[Data about app and page elements]

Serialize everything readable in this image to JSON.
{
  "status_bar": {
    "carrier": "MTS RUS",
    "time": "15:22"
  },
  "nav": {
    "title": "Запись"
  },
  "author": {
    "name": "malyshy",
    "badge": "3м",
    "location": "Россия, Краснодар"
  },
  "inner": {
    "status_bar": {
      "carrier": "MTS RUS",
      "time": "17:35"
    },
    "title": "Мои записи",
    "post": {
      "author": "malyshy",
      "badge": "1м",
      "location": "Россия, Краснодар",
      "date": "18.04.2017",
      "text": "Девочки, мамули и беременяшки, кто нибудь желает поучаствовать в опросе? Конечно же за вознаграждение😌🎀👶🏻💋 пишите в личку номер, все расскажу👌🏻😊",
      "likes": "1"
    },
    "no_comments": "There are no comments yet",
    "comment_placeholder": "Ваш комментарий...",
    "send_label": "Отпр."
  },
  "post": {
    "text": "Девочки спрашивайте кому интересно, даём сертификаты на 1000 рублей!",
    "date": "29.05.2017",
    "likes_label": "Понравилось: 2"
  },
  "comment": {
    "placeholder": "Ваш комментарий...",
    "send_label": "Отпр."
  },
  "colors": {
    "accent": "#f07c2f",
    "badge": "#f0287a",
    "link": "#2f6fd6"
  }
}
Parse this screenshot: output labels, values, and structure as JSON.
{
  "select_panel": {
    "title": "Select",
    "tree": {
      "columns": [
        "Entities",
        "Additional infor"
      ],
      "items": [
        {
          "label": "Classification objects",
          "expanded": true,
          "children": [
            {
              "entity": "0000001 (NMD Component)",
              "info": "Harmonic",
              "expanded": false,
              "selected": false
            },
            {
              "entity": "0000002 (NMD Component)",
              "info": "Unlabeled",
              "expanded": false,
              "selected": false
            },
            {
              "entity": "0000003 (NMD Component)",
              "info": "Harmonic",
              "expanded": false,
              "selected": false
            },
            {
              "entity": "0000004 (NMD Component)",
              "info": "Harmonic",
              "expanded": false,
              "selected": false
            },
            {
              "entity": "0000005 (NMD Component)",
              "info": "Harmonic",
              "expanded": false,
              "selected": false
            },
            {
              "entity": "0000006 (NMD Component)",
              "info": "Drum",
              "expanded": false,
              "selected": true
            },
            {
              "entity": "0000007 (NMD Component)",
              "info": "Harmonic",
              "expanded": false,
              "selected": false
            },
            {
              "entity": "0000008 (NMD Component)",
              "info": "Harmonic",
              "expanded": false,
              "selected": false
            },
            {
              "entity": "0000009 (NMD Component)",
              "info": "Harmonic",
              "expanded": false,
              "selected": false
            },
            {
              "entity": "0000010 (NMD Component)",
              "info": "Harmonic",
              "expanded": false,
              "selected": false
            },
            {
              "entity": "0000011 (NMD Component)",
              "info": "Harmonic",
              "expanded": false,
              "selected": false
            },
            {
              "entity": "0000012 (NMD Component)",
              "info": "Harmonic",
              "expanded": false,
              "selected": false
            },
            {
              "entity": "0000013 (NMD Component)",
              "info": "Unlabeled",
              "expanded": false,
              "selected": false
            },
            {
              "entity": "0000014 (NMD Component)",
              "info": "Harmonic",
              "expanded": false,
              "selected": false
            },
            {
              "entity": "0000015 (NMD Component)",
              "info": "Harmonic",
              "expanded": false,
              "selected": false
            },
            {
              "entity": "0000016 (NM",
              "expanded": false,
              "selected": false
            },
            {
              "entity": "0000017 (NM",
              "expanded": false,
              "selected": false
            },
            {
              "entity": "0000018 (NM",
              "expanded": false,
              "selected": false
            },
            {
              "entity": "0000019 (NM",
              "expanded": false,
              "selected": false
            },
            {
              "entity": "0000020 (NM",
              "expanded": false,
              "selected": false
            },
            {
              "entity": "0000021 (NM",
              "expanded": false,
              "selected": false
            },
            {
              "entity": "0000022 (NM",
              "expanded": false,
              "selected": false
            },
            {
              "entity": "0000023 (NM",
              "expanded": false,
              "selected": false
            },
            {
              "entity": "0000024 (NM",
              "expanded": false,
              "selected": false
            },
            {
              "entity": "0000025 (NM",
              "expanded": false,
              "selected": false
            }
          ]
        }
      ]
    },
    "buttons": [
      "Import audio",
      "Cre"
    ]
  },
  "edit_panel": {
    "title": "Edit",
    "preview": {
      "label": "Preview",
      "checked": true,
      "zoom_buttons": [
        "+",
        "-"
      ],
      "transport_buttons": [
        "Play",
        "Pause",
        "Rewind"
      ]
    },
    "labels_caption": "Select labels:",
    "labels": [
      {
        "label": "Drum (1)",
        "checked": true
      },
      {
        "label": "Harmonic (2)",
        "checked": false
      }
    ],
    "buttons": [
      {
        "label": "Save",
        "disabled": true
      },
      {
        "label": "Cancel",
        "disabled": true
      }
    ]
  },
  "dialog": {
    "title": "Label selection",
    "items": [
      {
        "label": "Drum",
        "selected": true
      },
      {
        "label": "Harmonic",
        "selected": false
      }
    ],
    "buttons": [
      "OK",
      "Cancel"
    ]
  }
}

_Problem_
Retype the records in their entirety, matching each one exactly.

_Finished task_
Serialize everything readable in this image to JSON.
{
  "status_bar": {
    "carrier": "MTS RUS",
    "time": "15:22"
  },
  "nav": {
    "title": "Запись"
  },
  "author": {
    "name": "malyshy",
    "badge": "3м",
    "location": "Россия, Краснодар"
  },
  "inner": {
    "status_bar": {
      "carrier": "MTS RUS",
      "time": "17:35"
    },
    "title": "Мои записи",
    "post": {
      "author": "malyshy",
      "badge": "1м",
      "location": "Россия, Краснодар",
      "date": "18.04.2017",
      "text": "Девочки, мамули и беременяшки, кто нибудь желает поучаствовать в опросе? Конечно же за вознаграждение😌🎀👶🏻💋 пишите в личку номер, все расскажу👌🏻😊",
      "likes": "1"
    },
    "no_comments": "There are no comments yet",
    "comment_placeholder": "Ваш комментарий...",
    "send_label": "Отпр."
  },
  "post": {
    "text": "Девочки спрашивайте кому интересно, даём сертификаты на 1000 рублей!",
    "date": "29.05.2017",
    "likes_label": "Понравилось: 2"
  },
  "comment": {
    "placeholder": "Ваш комментарий...",
    "send_label": "Отпр."
  },
  "colors": {
    "accent": "#f07c2f",
    "badge": "#f0287a",
    "link": "#2f6fd6"
  }
}
Parse this screenshot: output labels, values, and structure as JSON.
{
  "select_panel": {
    "title": "Select",
    "tree": {
      "columns": [
        "Entities",
        "Additional infor"
      ],
      "items": [
        {
          "label": "Classification objects",
          "expanded": true,
          "children": [
            {
              "entity": "0000001 (NMD Component)",
              "info": "Harmonic",
              "expanded": false,
              "selected": false
            },
            {
              "entity": "0000002 (NMD Component)",
              "info": "Unlabeled",
              "expanded": false,
              "selected": false
            },
            {
              "entity": "0000003 (NMD Component)",
              "info": "Harmonic",
              "expanded": false,
              "selected": false
            },
            {
              "entity": "0000004 (NMD Component)",
              "info": "Harmonic",
              "expanded": false,
              "selected": false
            },
            {
              "entity": "0000005 (NMD Component)",
              "info": "Harmonic",
              "expanded": false,
              "selected": false
            },
            {
              "entity": "0000006 (NMD Component)",
              "info": "Drum",
              "expanded": false,
              "selected": true
            },
            {
              "entity": "0000007 (NMD Component)",
              "info": "Harmonic",
              "expanded": false,
              "selected": false
            },
            {
              "entity": "0000008 (NMD Component)",
              "info": "Harmonic",
              "expanded": false,
              "selected": false
            },
            {
              "entity": "0000009 (NMD Component)",
              "info": "Harmonic",
              "expanded": false,
              "selected": false
            },
            {
              "entity": "0000010 (NMD Component)",
              "info": "Harmonic",
              "expanded": false,
              "selected": false
            },
            {
              "entity": "0000011 (NMD Component)",
              "info": "Harmonic",
              "expanded": false,
              "selected": false
            },
            {
              "entity": "0000012 (NMD Component)",
              "info": "Harmonic",
              "expanded": false,
              "selected": false
            },
            {
              "entity": "0000013 (NMD Component)",
              "info": "Unlabeled",
              "expanded": false,
              "selected": false
            },
            {
              "entity": "0000014 (NMD Component)",
              "info": "Harmonic",
              "expanded": false,
              "selected": false
            },
            {
              "entity": "0000015 (NMD Component)",
              "info": "Harmonic",
              "expanded": false,
              "selected": false
            },
            {
              "entity": "0000016 (NM",
              "expanded": false,
              "selected": false
            },
            {
              "entity": "0000017 (NM",
              "expanded": false,
              "selected": false
            },
            {
              "entity": "0000018 (NM",
              "expanded": false,
              "selected": false
            },
            {
              "entity": "0000019 (NM",
              "expanded": false,
              "selected": false
            },
            {
              "entity": "0000020 (NM",
              "expanded": false,
              "selected": false
            },
            {
              "entity": "0000021 (NM",
              "expanded": false,
              "selected": false
            },
            {
              "entity": "0000022 (NM",
              "expanded": false,
              "selected": false
            },
            {
              "entity": "0000023 (NM",
              "expanded": false,
              "selected": false
            },
            {
              "entity": "0000024 (NM",
              "expanded": false,
              "selected": false
            },
            {
              "entity": "0000025 (NM",
              "expanded": false,
              "selected": false
            }
          ]
        }
      ]
    },
    "buttons": [
      "Import audio",
      "Cre"
    ]
  },
  "edit_panel": {
    "title": "Edit",
    "preview": {
      "label": "Preview",
      "checked": true,
      "zoom_buttons": [
        "+",
        "-"
      ],
      "transport_buttons": [
        "Play",
        "Pause",
        "Rewind"
      ]
    },
    "labels_caption": "Select labels:",
    "labels": [
      {
        "label": "Drum (1)",
        "checked": true
      },
      {
        "label": "Harmonic (2)",
        "checked": false
      }
    ],
    "buttons": [
      {
        "label": "Save",
        "disabled": true
      },
      {
        "label": "Cancel",
        "disabled": true
      }
    ]
  },
  "dialog": {
    "title": "Label selection",
    "items": [
      {
        "label": "Drum",
        "selected": true
      },
      {
        "label": "Harmonic",
        "selected": false
      }
    ],
    "buttons": [
      "OK",
      "Cancel"
    ]
  }
}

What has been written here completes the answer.